§ Directions for this task: Return every line from the records below in which the word "TEST" is found.

(Records contained in a dataset)
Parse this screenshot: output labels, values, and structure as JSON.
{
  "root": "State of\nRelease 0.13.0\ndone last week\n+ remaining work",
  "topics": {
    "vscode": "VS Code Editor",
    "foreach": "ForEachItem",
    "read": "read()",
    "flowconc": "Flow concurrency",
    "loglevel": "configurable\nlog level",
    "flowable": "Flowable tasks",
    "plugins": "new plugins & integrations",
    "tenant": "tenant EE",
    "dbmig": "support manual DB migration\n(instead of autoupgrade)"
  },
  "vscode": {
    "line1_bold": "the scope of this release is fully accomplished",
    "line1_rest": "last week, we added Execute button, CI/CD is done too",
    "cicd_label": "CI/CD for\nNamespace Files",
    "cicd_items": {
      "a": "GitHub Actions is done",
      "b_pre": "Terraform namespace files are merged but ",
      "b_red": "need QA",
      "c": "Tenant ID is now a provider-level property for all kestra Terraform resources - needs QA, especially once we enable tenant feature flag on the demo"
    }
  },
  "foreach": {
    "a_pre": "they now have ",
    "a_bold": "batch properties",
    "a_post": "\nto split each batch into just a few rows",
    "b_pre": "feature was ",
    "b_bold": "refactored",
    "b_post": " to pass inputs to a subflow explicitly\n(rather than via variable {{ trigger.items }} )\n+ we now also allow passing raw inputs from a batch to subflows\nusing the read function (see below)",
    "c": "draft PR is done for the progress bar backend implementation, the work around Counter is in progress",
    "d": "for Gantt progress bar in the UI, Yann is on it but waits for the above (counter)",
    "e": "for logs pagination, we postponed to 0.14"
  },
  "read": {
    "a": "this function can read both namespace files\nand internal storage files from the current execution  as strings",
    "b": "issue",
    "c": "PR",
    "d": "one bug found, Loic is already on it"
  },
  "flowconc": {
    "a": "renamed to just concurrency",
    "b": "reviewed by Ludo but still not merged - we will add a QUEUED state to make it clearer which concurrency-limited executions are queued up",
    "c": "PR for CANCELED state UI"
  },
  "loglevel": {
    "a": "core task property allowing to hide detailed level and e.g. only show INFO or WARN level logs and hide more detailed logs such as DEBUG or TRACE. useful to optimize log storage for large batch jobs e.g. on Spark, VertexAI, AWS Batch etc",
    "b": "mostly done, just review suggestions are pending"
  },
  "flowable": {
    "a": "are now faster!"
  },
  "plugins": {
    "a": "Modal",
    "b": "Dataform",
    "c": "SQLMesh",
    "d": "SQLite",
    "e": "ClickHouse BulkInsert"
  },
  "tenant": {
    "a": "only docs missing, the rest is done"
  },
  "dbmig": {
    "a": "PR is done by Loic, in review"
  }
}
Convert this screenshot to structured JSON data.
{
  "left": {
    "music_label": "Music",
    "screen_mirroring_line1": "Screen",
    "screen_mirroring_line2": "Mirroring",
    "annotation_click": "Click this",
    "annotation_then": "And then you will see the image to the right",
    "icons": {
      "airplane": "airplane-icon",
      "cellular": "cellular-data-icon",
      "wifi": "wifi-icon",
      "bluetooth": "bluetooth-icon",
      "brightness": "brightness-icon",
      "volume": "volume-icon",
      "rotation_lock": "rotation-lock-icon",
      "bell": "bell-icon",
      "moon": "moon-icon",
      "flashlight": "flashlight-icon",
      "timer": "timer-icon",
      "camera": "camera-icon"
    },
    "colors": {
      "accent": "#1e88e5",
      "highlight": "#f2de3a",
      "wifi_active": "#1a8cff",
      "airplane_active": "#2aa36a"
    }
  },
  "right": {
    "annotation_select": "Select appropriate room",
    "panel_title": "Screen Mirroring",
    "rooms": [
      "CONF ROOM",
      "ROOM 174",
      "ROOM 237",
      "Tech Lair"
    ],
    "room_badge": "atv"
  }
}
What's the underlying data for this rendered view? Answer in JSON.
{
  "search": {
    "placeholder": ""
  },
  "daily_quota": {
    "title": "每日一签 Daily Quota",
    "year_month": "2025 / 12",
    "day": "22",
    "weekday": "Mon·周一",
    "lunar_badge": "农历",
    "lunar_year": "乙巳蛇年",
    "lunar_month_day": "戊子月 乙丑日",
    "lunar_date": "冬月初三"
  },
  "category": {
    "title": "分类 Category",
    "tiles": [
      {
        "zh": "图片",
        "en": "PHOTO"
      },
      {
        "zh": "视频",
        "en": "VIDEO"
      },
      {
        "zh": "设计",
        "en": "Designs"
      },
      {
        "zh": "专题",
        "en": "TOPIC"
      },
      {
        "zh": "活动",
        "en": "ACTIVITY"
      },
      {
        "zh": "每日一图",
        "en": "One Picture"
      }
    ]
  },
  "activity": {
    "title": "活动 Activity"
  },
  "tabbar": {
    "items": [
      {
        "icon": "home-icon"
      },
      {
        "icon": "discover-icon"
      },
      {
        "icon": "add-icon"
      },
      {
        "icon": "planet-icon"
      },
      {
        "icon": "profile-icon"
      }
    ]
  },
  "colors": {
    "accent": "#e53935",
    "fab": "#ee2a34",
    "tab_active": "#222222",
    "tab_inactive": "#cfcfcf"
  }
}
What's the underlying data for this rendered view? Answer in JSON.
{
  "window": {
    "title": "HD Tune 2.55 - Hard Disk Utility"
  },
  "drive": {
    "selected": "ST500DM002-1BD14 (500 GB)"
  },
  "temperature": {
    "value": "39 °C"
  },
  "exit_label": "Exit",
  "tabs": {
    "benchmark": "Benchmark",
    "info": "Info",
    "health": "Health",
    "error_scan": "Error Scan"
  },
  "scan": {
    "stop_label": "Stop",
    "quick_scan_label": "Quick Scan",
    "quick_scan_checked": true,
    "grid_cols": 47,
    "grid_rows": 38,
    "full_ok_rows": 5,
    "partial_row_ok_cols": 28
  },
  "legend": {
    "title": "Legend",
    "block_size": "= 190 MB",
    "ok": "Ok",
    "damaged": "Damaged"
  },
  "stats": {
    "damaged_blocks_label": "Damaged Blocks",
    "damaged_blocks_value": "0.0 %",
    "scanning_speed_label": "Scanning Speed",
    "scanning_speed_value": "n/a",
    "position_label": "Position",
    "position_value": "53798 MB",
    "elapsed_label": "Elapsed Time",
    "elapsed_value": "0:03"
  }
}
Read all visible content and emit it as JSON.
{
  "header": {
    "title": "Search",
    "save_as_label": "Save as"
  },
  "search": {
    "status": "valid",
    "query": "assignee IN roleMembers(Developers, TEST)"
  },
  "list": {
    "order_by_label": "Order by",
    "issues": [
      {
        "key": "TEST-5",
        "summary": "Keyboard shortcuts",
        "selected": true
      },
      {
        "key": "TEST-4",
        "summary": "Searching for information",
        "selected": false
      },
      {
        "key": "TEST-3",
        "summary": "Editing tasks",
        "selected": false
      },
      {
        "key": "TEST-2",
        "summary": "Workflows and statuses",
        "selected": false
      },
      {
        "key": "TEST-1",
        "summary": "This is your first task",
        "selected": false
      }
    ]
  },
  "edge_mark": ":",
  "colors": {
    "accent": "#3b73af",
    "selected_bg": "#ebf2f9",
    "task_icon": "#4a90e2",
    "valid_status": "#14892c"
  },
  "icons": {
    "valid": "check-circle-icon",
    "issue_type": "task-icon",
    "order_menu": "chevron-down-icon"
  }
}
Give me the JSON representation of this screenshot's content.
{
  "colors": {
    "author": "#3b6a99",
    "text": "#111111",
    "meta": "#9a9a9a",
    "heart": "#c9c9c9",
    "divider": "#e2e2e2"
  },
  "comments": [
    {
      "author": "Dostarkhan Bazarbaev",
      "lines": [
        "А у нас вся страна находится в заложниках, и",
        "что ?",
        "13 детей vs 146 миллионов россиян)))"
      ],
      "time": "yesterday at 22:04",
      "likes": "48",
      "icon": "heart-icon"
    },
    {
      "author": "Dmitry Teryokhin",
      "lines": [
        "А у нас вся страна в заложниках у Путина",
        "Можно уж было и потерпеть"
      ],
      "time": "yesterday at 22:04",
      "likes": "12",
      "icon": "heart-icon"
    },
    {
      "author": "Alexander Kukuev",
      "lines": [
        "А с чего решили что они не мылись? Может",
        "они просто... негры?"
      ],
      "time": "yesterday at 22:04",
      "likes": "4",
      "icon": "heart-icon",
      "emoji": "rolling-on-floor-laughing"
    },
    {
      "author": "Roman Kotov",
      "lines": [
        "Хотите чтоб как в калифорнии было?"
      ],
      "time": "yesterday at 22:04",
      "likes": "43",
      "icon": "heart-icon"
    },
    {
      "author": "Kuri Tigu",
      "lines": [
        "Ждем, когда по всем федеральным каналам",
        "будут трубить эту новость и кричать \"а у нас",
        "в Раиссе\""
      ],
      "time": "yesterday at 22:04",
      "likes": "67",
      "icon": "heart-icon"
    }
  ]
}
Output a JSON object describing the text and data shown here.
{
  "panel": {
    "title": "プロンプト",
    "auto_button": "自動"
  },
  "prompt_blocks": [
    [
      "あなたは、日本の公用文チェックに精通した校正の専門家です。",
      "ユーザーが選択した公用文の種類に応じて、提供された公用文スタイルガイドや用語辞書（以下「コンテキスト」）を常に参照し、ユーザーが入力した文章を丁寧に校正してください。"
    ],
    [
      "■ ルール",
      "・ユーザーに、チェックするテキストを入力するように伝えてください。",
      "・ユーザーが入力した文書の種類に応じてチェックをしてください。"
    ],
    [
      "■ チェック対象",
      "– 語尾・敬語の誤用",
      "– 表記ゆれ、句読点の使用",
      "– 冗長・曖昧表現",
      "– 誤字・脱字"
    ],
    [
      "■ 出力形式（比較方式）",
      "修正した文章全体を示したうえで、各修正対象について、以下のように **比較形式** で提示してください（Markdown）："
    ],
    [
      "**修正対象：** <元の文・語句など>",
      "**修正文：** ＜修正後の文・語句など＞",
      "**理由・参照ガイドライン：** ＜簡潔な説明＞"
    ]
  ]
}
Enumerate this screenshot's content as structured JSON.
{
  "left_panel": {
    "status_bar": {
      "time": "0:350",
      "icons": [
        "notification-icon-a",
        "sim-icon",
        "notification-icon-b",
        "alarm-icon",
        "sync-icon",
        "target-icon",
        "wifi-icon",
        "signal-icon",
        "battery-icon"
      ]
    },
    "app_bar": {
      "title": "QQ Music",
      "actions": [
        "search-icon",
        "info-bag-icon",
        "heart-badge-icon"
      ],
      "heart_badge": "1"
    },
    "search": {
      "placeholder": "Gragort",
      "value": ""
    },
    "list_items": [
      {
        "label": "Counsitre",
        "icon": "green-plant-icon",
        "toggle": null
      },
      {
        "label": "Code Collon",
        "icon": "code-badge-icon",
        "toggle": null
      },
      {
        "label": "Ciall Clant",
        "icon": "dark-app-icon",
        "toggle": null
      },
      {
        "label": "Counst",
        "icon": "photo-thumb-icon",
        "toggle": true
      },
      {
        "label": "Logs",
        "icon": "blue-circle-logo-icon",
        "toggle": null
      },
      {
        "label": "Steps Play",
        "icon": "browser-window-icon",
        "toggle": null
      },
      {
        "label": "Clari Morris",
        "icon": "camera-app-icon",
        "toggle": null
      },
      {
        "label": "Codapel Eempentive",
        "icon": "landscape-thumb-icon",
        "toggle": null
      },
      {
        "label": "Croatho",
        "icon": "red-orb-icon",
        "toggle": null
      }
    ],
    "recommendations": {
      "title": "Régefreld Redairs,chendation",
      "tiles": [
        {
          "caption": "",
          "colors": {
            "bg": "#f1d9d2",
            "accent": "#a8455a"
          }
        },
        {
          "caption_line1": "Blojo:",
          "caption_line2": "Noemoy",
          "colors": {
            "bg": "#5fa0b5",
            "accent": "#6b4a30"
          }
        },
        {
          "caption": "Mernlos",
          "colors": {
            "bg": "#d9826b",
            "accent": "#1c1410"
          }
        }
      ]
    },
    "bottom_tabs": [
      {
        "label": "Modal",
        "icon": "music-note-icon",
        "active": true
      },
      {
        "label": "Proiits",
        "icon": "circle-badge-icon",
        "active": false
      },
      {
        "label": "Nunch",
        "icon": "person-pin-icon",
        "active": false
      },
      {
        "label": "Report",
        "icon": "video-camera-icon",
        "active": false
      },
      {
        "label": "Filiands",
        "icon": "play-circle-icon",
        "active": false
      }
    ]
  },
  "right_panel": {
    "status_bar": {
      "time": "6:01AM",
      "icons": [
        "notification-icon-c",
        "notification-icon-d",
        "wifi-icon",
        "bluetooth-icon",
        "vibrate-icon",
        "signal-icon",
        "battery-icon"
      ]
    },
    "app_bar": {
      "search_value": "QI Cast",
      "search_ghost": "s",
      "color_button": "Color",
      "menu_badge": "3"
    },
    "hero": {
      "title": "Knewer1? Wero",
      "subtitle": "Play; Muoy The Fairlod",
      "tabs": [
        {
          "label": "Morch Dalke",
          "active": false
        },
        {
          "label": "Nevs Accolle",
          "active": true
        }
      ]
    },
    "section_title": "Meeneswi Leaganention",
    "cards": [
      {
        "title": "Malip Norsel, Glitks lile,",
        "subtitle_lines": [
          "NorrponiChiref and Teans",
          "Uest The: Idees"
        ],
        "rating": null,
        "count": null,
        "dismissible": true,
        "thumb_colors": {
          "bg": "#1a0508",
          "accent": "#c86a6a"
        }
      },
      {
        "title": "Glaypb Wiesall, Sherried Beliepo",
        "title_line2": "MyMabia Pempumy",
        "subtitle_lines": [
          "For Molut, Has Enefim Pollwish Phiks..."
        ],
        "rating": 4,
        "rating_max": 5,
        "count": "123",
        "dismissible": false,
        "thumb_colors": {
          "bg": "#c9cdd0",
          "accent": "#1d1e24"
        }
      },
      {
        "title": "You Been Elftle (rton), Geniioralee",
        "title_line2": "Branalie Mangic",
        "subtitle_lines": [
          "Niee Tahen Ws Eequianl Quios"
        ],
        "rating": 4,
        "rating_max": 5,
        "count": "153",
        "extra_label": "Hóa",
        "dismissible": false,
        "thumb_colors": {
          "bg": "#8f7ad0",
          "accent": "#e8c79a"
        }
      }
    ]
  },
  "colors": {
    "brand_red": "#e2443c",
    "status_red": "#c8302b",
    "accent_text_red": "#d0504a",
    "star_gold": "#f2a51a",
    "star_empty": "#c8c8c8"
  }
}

§ Response to this task:
    "query": "assignee IN roleMembers(Developers, TEST)"
        "key": "TEST-5",
        "key": "TEST-4",
        "key": "TEST-3",
        "key": "TEST-2",
        "key": "TEST-1",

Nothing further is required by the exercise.